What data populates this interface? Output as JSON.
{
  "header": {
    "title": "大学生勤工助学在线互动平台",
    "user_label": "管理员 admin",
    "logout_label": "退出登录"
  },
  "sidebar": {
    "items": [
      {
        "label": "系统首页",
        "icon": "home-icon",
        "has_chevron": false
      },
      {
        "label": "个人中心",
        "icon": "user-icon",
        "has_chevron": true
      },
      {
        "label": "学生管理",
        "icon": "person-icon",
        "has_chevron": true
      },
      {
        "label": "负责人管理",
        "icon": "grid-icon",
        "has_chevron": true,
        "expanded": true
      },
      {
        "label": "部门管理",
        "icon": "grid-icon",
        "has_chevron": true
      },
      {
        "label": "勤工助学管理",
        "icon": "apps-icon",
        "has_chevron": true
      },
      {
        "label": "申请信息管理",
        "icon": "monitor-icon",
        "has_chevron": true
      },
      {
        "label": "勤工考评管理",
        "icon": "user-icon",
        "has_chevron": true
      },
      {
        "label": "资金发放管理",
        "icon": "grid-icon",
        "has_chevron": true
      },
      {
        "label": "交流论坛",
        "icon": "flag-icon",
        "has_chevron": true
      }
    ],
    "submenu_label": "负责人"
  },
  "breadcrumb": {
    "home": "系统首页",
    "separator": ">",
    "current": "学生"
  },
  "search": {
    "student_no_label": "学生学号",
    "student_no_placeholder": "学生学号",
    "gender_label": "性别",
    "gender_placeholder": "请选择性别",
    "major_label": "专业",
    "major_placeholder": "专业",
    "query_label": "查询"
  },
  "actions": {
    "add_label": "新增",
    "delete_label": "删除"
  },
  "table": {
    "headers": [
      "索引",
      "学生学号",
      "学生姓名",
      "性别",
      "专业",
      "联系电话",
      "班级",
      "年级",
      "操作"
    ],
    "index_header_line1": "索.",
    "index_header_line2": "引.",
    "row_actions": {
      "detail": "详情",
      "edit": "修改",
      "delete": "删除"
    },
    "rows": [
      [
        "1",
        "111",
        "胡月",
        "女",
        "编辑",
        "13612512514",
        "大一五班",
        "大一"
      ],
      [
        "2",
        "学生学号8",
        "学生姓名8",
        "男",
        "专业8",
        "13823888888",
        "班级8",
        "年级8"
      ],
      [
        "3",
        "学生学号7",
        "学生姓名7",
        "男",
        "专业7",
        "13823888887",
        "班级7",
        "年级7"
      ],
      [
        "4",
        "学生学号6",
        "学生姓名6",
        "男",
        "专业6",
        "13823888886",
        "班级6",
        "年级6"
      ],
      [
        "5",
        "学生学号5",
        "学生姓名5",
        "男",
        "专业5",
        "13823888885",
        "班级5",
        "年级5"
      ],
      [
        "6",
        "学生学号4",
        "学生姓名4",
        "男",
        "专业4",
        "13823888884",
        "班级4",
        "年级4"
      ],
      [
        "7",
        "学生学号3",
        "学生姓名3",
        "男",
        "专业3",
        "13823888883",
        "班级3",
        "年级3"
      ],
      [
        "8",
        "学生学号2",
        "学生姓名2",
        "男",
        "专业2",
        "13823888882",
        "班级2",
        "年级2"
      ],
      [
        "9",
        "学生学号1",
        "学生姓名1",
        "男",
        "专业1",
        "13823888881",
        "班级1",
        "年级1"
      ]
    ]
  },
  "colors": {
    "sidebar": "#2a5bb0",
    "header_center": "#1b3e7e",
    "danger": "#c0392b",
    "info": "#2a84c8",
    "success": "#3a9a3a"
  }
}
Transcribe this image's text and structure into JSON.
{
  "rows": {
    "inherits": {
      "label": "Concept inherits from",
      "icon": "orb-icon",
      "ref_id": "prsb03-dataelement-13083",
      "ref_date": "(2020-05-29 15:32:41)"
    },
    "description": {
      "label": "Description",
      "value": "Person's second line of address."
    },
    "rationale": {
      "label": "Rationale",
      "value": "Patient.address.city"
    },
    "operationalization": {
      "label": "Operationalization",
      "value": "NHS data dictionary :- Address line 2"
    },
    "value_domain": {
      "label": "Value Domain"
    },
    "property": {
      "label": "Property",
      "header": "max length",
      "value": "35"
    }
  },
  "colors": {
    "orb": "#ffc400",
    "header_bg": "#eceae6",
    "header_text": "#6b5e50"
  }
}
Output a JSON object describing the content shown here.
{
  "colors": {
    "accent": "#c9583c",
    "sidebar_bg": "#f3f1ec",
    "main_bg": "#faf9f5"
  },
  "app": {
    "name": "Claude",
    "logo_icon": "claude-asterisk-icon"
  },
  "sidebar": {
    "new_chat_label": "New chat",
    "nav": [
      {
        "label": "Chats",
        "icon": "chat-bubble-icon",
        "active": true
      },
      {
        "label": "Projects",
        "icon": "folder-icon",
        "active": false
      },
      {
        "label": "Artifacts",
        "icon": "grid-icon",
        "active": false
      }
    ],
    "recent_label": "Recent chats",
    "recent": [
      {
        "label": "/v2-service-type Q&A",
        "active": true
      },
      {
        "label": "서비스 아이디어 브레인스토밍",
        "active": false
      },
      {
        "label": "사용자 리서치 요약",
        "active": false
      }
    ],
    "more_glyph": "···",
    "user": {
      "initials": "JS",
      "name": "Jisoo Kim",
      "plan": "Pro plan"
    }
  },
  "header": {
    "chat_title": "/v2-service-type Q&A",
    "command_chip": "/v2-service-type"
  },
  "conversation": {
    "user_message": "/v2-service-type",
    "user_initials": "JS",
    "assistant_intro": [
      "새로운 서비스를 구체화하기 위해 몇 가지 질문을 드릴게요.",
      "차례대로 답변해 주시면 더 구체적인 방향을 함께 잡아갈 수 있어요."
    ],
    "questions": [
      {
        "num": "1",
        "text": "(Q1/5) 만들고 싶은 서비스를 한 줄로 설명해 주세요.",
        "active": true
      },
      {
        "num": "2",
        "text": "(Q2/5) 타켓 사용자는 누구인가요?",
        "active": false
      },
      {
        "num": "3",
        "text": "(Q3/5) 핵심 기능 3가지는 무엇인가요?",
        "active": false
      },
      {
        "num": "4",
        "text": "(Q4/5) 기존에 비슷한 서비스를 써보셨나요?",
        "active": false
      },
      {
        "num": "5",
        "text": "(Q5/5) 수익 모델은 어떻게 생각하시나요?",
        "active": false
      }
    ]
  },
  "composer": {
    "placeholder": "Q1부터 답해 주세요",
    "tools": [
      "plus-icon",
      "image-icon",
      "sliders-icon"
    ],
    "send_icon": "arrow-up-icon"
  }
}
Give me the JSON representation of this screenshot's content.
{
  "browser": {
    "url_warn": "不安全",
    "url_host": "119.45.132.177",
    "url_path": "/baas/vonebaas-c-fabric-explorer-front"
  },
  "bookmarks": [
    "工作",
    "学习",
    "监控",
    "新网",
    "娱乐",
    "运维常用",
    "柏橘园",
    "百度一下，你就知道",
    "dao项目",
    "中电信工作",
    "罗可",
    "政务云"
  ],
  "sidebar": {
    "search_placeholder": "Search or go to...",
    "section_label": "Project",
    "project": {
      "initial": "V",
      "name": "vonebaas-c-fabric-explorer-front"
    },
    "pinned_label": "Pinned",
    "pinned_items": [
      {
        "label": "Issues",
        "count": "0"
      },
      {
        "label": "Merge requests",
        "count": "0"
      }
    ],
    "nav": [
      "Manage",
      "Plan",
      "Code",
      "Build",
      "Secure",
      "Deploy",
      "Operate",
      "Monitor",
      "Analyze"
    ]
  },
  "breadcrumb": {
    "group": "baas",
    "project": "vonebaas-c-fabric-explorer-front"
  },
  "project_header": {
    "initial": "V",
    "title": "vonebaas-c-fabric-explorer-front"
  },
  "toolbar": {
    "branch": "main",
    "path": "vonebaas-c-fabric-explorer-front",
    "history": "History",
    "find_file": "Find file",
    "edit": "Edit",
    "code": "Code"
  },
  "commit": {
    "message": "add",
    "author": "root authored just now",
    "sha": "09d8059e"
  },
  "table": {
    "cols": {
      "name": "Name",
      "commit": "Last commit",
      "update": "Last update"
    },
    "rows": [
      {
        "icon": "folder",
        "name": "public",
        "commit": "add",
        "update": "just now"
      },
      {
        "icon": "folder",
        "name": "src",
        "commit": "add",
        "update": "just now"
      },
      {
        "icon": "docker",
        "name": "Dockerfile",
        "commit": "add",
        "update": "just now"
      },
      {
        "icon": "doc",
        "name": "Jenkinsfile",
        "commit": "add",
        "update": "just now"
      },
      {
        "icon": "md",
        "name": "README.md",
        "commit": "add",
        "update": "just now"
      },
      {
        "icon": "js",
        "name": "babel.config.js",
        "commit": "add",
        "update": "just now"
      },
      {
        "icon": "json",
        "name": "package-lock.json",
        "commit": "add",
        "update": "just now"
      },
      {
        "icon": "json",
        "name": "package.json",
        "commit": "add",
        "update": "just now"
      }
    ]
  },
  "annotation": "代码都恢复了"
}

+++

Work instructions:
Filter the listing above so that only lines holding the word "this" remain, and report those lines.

Task output:
What data populates this interface? Output as JSON.
Transcribe this image's text and structure into JSON.
Give me the JSON representation of this screenshot's content.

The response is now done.